Search the entries below for the word "share" and copy each line that has it.

== Segment start ==

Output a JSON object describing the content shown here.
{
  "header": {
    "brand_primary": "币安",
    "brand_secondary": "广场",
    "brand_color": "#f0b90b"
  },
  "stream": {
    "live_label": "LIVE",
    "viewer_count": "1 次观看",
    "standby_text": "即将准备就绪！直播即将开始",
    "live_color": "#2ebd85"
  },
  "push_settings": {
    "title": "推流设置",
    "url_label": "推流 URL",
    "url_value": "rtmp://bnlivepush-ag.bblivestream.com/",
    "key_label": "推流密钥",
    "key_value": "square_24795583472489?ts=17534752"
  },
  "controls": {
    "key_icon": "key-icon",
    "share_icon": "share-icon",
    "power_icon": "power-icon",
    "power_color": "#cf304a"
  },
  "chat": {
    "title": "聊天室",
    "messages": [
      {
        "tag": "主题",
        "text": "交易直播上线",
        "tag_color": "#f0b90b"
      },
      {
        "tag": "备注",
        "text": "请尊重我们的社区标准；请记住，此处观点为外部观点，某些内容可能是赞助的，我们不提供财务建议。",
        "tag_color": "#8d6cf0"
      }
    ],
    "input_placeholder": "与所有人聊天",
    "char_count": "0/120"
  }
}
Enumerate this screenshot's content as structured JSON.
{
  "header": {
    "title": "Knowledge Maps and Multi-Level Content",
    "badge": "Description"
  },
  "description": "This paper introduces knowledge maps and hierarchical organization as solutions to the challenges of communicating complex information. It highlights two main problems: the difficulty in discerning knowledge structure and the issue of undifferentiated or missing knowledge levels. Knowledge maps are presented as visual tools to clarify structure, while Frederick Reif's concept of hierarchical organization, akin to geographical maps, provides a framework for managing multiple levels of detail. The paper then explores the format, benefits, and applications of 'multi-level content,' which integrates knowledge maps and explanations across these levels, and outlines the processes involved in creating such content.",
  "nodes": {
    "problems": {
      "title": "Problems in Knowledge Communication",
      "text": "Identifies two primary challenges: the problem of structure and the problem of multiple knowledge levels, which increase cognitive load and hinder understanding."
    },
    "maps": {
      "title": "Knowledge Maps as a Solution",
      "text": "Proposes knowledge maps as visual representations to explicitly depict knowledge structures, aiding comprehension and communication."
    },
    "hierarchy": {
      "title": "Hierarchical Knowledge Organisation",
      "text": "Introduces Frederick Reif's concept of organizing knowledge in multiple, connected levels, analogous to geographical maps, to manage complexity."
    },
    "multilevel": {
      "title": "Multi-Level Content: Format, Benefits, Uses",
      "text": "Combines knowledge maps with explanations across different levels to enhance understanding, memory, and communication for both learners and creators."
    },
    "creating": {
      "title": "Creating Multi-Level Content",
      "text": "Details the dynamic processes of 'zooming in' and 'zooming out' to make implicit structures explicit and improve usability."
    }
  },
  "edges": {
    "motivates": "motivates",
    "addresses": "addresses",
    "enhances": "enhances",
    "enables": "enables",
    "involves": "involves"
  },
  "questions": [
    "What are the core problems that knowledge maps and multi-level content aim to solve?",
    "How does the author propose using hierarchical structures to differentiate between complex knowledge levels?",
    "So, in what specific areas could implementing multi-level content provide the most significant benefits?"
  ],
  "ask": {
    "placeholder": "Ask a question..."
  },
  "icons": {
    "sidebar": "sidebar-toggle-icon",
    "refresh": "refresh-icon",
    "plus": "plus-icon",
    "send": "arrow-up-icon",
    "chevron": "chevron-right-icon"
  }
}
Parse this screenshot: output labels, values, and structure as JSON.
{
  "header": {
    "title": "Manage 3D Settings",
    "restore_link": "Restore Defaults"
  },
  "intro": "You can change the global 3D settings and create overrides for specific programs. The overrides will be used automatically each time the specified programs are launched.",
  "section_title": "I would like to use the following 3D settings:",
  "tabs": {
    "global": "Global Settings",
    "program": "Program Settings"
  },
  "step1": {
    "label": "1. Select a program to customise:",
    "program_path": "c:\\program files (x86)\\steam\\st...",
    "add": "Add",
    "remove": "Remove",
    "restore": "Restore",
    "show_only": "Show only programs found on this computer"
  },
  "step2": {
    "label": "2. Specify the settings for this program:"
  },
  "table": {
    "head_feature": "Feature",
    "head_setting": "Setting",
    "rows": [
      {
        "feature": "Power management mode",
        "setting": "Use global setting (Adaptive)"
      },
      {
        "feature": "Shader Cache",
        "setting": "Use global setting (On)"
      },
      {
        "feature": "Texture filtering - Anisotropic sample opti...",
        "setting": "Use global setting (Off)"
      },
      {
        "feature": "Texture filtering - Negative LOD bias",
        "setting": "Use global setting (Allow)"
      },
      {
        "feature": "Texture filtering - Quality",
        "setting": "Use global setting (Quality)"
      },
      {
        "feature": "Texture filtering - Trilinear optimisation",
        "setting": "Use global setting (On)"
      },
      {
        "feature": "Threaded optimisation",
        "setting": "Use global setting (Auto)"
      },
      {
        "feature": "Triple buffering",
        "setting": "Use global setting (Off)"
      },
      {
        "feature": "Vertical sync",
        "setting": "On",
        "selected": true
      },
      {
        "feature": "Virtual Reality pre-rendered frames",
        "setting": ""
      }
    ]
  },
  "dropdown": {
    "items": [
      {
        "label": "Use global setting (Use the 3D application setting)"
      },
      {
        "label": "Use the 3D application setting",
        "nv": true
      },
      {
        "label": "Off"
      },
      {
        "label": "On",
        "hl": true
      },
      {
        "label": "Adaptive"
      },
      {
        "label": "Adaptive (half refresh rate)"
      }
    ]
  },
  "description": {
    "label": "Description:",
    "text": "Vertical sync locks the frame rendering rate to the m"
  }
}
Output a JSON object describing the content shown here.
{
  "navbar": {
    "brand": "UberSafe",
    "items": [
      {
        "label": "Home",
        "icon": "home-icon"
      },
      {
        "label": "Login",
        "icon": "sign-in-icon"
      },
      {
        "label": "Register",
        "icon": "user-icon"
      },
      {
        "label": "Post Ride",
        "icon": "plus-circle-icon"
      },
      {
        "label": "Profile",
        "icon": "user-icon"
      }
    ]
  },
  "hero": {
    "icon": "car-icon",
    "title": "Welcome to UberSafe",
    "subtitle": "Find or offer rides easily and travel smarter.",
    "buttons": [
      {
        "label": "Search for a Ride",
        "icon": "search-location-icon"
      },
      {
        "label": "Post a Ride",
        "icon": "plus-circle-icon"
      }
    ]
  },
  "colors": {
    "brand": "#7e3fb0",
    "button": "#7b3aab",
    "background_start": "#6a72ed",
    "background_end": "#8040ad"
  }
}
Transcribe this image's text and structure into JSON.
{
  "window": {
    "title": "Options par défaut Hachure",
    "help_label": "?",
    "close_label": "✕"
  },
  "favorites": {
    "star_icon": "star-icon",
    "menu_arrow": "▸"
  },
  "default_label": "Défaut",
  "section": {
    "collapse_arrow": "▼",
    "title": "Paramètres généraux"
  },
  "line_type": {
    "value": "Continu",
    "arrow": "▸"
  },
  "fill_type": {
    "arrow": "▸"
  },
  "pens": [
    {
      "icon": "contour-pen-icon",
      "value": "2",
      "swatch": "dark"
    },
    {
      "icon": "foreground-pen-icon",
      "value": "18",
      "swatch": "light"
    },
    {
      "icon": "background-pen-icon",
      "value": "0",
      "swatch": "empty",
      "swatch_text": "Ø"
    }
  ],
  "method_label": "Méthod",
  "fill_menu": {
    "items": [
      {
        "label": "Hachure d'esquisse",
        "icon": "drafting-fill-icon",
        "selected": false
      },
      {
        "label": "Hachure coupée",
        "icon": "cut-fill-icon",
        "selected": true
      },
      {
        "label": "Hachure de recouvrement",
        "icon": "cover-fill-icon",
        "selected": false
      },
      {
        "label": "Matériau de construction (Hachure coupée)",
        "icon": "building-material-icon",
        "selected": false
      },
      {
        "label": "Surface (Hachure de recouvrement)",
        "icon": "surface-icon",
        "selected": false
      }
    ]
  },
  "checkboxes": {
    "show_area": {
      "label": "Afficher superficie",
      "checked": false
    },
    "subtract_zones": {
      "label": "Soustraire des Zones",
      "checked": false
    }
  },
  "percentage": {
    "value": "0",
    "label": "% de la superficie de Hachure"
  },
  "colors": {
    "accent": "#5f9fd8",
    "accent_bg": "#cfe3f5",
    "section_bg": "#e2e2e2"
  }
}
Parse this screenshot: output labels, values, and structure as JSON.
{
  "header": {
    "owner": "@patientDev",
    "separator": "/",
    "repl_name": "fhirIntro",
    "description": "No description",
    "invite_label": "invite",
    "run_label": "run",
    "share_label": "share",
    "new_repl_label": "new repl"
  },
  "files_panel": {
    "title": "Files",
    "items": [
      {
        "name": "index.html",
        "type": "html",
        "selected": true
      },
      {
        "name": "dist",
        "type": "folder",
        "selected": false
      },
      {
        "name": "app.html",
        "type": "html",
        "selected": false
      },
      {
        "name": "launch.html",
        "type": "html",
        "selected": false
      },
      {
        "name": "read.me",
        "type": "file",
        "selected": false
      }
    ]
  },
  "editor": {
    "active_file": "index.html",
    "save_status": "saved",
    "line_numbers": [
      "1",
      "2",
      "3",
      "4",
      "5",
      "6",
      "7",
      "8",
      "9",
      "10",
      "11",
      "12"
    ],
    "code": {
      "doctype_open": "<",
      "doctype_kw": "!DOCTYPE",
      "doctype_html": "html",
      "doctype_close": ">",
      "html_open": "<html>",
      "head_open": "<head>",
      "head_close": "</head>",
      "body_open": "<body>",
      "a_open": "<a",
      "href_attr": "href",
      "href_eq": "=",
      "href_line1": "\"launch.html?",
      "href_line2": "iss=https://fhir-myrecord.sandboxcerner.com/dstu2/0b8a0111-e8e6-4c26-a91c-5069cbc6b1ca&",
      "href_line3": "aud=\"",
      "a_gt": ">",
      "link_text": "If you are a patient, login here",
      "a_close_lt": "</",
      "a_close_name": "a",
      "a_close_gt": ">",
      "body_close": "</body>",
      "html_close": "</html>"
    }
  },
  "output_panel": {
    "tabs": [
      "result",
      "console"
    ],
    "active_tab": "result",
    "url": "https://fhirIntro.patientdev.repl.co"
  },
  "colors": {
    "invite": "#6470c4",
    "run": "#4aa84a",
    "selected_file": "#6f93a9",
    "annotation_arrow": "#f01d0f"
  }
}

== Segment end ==

Result of this task:
    "share_icon": "share-icon",
    "share_label": "share",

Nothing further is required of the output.